Exile can’t be easy. Different landscapes, different languages and accents, different customs and food, and foreign sights and sounds can add to a sense of displacement and anxiety. Add to that the fact that the people of Judah were forcibly removed from their homeland and family and taken to the homeland of a brutal dictator, and you have a recipe for cultural and personal destruction.
Here in chapter 29 Jeremiah sends a letter to the exiles to give them God’s word for the near future. His address adds to the sense of devastation when he says, “to the surviving elders of the exile.” (vs. 1) The fundamental message of the letter is straightforward if not surprising to the community in exile. Keep in mind the message of the false prophets Jeremiah has been countering for years. Recently, in chapter 28, we heard Hananiah promise a short and relatively pain-free exile. Jeremiah predicted 70 years.
The message of the letter is that the exiles should settle in and sink roots in the area and the culture. They should build houses, plant gardens, eat their harvest, and marry off their children; they should live as God’s people in a foreign land. At the end of the chapter, Shemaiah writes back to the priest in charge of the Temple in Jerusalem and tells him he should do something about this troublemaker, Jeremiah. Shemaiah is bothered by the long exile message, and intends to get rid of the messenger.
But Jeremiah’s message is clear-God will be with His people while they are in exile, not by taking them out of exile. His plan for them is that they live as His people in a foreign and pagan culture.
Into this context comes possibly the best-known verse in Jeremiah.
For I know the plans I have for you, declares the LORD, plans for wholeness and not for evil, to give you a future and a hope. (vs. 11)
Many people have memorized this verse for personal edification and comfort, and it is true that God does pay this kind of personal attention to us. But two things should be understood about what Jeremiah means with this verse. First, the application is primarily corporate. God’s promise for a future and a hope is for the whole nation 70 years from now. This means that there are exiles hearing this promise that will not live to see the day it comes to pass. But that does not leave them out of God’s pledge. If they build a godly culture in Babylon, then there will be a faithful and strong remnant that will return to rebuild the Judean culture and religion after they are gone.
Secondly, it is a promise to people who are in exile and who will be in exile for a while.
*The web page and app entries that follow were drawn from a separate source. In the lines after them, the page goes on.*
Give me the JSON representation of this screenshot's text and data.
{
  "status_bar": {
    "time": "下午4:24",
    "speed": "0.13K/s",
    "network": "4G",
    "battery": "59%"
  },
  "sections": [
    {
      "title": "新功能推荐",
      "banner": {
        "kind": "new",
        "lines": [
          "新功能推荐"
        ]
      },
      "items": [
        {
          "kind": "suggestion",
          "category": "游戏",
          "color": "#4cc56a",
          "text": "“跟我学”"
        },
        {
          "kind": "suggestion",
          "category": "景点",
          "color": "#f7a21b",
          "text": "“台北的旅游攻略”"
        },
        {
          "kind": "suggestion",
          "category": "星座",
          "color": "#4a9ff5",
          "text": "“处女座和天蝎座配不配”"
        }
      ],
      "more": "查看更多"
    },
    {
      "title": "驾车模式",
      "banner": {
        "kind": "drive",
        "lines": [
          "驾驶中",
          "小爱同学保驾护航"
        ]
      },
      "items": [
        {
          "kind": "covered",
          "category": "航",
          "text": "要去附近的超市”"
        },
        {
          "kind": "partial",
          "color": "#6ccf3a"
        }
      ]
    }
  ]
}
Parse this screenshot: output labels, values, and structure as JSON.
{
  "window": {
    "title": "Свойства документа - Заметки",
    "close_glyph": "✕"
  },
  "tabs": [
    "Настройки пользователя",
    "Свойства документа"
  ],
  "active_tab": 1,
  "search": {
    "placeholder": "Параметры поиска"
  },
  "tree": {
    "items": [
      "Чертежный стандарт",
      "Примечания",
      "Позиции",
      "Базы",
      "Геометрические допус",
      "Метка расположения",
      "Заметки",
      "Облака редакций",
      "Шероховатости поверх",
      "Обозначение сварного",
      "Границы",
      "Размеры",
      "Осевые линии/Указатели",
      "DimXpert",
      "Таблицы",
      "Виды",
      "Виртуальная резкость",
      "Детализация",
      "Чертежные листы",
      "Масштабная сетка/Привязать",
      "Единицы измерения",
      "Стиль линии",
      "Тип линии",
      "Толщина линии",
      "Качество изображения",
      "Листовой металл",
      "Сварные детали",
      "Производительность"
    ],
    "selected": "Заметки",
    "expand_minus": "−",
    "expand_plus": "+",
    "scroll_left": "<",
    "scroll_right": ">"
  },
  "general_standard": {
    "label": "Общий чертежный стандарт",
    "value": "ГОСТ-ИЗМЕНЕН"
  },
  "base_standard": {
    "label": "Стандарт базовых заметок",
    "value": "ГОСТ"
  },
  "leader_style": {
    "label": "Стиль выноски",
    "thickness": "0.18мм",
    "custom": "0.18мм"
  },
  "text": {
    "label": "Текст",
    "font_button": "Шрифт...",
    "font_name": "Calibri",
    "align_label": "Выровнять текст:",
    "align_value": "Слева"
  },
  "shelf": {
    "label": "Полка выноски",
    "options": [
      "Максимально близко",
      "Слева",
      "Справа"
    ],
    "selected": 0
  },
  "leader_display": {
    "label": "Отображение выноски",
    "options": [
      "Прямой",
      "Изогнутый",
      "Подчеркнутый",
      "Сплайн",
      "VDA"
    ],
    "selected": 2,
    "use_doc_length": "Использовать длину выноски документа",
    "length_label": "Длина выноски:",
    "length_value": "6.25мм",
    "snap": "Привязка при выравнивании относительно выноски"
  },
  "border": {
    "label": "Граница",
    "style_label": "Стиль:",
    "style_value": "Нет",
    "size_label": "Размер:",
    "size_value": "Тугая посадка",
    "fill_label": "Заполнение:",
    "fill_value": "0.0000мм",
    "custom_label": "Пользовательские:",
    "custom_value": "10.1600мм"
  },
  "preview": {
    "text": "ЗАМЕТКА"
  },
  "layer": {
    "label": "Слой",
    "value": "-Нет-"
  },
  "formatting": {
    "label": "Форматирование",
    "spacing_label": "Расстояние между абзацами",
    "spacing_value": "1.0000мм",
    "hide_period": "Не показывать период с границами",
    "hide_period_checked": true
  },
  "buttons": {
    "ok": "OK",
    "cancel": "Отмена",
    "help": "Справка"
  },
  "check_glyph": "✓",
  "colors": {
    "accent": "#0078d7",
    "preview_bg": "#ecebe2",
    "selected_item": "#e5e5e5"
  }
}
It is not a promise of immediate removal from exile, but of God’s faithful presence with believers who turn their entire attention and being upon Him in the midst of it all. He tells them:
…you will call upon me and come and pray to me, and I will hear you. You will seek me and find me. When you seek me with all your heart, I will be found by you, declares the LORD, and I will restore your fortunes and gather you from all the nations and all the places where I have driven you…(vss. 12-14)
God is with me even now. It matters not how deep my sorrow or confusion, and it matters not how vexing my situation. All I need to do is turn myself to Him and seek after Him with all my will, intellect, emotions, and desires-everything. Then, He will be found by me.